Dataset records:
..............................

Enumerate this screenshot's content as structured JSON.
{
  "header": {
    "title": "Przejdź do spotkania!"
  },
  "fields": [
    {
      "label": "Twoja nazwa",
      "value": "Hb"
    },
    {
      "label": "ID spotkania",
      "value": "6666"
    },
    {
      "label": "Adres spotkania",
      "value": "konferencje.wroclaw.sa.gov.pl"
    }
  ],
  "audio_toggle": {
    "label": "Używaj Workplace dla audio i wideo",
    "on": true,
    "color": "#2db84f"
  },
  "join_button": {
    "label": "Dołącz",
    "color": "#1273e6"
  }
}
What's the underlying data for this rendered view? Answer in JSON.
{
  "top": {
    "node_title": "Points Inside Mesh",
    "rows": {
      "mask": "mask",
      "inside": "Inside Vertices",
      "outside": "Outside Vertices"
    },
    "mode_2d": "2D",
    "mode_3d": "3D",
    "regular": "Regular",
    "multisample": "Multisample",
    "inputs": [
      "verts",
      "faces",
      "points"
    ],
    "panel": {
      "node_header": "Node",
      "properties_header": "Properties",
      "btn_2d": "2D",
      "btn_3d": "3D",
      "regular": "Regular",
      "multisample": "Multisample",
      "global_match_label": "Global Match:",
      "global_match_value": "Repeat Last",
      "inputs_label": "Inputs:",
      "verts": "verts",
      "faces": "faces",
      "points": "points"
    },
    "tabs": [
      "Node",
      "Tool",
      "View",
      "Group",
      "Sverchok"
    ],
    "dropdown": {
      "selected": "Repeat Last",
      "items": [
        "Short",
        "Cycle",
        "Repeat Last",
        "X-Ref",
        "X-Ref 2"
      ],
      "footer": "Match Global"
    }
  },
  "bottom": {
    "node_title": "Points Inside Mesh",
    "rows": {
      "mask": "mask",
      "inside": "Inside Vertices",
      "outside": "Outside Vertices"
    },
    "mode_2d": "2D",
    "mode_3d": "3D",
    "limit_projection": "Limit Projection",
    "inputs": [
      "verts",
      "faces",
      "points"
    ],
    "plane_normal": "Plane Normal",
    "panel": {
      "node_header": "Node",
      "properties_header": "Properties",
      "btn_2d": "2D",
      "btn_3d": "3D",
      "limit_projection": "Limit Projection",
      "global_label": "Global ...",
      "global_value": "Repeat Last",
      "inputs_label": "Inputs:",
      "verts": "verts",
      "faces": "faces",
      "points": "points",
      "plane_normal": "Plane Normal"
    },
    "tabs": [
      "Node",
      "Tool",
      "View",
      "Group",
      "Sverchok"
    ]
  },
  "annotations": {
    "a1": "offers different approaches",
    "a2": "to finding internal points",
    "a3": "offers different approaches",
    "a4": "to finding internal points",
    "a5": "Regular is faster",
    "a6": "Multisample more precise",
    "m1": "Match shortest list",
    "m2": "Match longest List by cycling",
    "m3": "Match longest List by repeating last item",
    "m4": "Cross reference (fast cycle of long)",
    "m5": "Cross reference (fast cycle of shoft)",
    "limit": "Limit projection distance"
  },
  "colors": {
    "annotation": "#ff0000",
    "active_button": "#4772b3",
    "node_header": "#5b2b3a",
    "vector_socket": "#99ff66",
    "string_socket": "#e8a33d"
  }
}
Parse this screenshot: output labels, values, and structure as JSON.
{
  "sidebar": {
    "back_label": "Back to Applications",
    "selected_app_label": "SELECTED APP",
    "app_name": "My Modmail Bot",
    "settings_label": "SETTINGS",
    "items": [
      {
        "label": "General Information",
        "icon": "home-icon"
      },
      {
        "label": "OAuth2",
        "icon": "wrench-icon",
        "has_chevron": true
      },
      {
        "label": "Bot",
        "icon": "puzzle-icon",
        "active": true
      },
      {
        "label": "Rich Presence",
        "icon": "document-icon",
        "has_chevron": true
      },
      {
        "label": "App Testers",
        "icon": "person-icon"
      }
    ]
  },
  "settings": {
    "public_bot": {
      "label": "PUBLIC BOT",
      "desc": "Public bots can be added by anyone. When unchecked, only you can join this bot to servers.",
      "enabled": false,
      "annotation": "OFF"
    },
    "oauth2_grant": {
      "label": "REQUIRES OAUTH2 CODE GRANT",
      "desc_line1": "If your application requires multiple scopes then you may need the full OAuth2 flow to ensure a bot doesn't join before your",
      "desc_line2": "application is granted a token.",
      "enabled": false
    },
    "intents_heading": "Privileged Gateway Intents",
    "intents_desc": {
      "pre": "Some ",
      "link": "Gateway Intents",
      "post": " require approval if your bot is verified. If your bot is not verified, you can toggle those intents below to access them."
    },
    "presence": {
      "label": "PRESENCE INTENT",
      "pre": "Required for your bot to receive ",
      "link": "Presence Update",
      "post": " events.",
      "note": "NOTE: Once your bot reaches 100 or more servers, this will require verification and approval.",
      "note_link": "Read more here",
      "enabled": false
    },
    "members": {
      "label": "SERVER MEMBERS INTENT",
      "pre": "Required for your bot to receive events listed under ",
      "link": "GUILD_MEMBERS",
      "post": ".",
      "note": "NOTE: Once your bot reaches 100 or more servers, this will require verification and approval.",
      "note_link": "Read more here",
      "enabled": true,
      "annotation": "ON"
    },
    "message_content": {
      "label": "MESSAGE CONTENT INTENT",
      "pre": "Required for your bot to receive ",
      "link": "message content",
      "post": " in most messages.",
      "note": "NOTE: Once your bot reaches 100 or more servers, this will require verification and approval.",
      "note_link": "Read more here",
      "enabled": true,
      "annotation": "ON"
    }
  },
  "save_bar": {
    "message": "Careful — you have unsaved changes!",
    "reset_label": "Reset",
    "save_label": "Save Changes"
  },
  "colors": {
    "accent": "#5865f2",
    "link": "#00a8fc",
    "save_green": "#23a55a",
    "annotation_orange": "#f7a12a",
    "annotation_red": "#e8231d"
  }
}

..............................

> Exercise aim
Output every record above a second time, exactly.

> Your solution
Enumerate this screenshot's content as structured JSON.
{
  "header": {
    "title": "Przejdź do spotkania!"
  },
  "fields": [
    {
      "label": "Twoja nazwa",
      "value": "Hb"
    },
    {
      "label": "ID spotkania",
      "value": "6666"
    },
    {
      "label": "Adres spotkania",
      "value": "konferencje.wroclaw.sa.gov.pl"
    }
  ],
  "audio_toggle": {
    "label": "Używaj Workplace dla audio i wideo",
    "on": true,
    "color": "#2db84f"
  },
  "join_button": {
    "label": "Dołącz",
    "color": "#1273e6"
  }
}
What's the underlying data for this rendered view? Answer in JSON.
{
  "top": {
    "node_title": "Points Inside Mesh",
    "rows": {
      "mask": "mask",
      "inside": "Inside Vertices",
      "outside": "Outside Vertices"
    },
    "mode_2d": "2D",
    "mode_3d": "3D",
    "regular": "Regular",
    "multisample": "Multisample",
    "inputs": [
      "verts",
      "faces",
      "points"
    ],
    "panel": {
      "node_header": "Node",
      "properties_header": "Properties",
      "btn_2d": "2D",
      "btn_3d": "3D",
      "regular": "Regular",
      "multisample": "Multisample",
      "global_match_label": "Global Match:",
      "global_match_value": "Repeat Last",
      "inputs_label": "Inputs:",
      "verts": "verts",
      "faces": "faces",
      "points": "points"
    },
    "tabs": [
      "Node",
      "Tool",
      "View",
      "Group",
      "Sverchok"
    ],
    "dropdown": {
      "selected": "Repeat Last",
      "items": [
        "Short",
        "Cycle",
        "Repeat Last",
        "X-Ref",
        "X-Ref 2"
      ],
      "footer": "Match Global"
    }
  },
  "bottom": {
    "node_title": "Points Inside Mesh",
    "rows": {
      "mask": "mask",
      "inside": "Inside Vertices",
      "outside": "Outside Vertices"
    },
    "mode_2d": "2D",
    "mode_3d": "3D",
    "limit_projection": "Limit Projection",
    "inputs": [
      "verts",
      "faces",
      "points"
    ],
    "plane_normal": "Plane Normal",
    "panel": {
      "node_header": "Node",
      "properties_header": "Properties",
      "btn_2d": "2D",
      "btn_3d": "3D",
      "limit_projection": "Limit Projection",
      "global_label": "Global ...",
      "global_value": "Repeat Last",
      "inputs_label": "Inputs:",
      "verts": "verts",
      "faces": "faces",
      "points": "points",
      "plane_normal": "Plane Normal"
    },
    "tabs": [
      "Node",
      "Tool",
      "View",
      "Group",
      "Sverchok"
    ]
  },
  "annotations": {
    "a1": "offers different approaches",
    "a2": "to finding internal points",
    "a3": "offers different approaches",
    "a4": "to finding internal points",
    "a5": "Regular is faster",
    "a6": "Multisample more precise",
    "m1": "Match shortest list",
    "m2": "Match longest List by cycling",
    "m3": "Match longest List by repeating last item",
    "m4": "Cross reference (fast cycle of long)",
    "m5": "Cross reference (fast cycle of shoft)",
    "limit": "Limit projection distance"
  },
  "colors": {
    "annotation": "#ff0000",
    "active_button": "#4772b3",
    "node_header": "#5b2b3a",
    "vector_socket": "#99ff66",
    "string_socket": "#e8a33d"
  }
}
Parse this screenshot: output labels, values, and structure as JSON.
{
  "sidebar": {
    "back_label": "Back to Applications",
    "selected_app_label": "SELECTED APP",
    "app_name": "My Modmail Bot",
    "settings_label": "SETTINGS",
    "items": [
      {
        "label": "General Information",
        "icon": "home-icon"
      },
      {
        "label": "OAuth2",
        "icon": "wrench-icon",
        "has_chevron": true
      },
      {
        "label": "Bot",
        "icon": "puzzle-icon",
        "active": true
      },
      {
        "label": "Rich Presence",
        "icon": "document-icon",
        "has_chevron": true
      },
      {
        "label": "App Testers",
        "icon": "person-icon"
      }
    ]
  },
  "settings": {
    "public_bot": {
      "label": "PUBLIC BOT",
      "desc": "Public bots can be added by anyone. When unchecked, only you can join this bot to servers.",
      "enabled": false,
      "annotation": "OFF"
    },
    "oauth2_grant": {
      "label": "REQUIRES OAUTH2 CODE GRANT",
      "desc_line1": "If your application requires multiple scopes then you may need the full OAuth2 flow to ensure a bot doesn't join before your",
      "desc_line2": "application is granted a token.",
      "enabled": false
    },
    "intents_heading": "Privileged Gateway Intents",
    "intents_desc": {
      "pre": "Some ",
      "link": "Gateway Intents",
      "post": " require approval if your bot is verified. If your bot is not verified, you can toggle those intents below to access them."
    },
    "presence": {
      "label": "PRESENCE INTENT",
      "pre": "Required for your bot to receive ",
      "link": "Presence Update",
      "post": " events.",
      "note": "NOTE: Once your bot reaches 100 or more servers, this will require verification and approval.",
      "note_link": "Read more here",
      "enabled": false
    },
    "members": {
      "label": "SERVER MEMBERS INTENT",
      "pre": "Required for your bot to receive events listed under ",
      "link": "GUILD_MEMBERS",
      "post": ".",
      "note": "NOTE: Once your bot reaches 100 or more servers, this will require verification and approval.",
      "note_link": "Read more here",
      "enabled": true,
      "annotation": "ON"
    },
    "message_content": {
      "label": "MESSAGE CONTENT INTENT",
      "pre": "Required for your bot to receive ",
      "link": "message content",
      "post": " in most messages.",
      "note": "NOTE: Once your bot reaches 100 or more servers, this will require verification and approval.",
      "note_link": "Read more here",
      "enabled": true,
      "annotation": "ON"
    }
  },
  "save_bar": {
    "message": "Careful — you have unsaved changes!",
    "reset_label": "Reset",
    "save_label": "Save Changes"
  },
  "colors": {
    "accent": "#5865f2",
    "link": "#00a8fc",
    "save_green": "#23a55a",
    "annotation_orange": "#f7a12a",
    "annotation_red": "#e8231d"
  }
}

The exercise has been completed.